(Items from a data source)
▼

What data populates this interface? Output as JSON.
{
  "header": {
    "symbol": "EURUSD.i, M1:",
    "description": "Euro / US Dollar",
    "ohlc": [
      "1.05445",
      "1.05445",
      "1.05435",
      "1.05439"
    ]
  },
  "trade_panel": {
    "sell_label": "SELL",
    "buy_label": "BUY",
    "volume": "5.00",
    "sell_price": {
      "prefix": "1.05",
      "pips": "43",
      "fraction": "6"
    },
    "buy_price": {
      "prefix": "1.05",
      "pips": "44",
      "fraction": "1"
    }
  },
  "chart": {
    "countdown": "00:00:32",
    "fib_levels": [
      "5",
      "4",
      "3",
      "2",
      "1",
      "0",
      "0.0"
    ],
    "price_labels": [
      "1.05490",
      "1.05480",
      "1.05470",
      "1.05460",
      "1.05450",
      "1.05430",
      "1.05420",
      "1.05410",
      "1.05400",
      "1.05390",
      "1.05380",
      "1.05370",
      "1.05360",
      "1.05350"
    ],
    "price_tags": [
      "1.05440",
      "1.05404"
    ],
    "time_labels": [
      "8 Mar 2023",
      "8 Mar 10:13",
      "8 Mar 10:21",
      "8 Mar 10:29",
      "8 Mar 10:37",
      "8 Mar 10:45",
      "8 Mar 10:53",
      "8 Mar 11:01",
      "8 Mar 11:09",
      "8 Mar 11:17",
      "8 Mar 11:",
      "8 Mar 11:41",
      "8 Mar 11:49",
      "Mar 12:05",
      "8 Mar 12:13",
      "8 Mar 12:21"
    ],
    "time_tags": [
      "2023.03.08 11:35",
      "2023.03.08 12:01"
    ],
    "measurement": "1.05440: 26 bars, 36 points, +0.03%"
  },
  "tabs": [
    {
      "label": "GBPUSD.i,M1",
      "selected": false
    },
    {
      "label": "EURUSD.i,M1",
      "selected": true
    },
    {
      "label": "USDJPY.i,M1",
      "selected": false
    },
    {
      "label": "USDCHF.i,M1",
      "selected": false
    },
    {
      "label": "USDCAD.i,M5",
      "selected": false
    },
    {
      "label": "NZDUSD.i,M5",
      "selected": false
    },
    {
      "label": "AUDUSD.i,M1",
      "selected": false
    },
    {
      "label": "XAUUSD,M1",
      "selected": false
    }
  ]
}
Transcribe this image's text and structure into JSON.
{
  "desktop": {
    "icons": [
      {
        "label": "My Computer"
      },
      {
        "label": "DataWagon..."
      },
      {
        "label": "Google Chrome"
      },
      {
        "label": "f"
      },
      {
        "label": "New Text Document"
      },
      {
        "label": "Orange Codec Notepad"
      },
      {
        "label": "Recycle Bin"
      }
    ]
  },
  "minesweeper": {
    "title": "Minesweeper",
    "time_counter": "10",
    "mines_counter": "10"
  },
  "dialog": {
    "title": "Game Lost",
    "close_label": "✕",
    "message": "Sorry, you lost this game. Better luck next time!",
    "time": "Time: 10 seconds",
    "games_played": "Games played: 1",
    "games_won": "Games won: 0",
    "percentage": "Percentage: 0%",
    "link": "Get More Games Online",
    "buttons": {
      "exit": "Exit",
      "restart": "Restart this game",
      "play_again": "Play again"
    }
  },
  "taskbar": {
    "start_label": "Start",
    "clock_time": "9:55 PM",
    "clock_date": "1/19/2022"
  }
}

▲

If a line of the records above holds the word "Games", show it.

    "games_played": "Games played: 1",
    "games_won": "Games won: 0",
    "link": "Get More Games Online",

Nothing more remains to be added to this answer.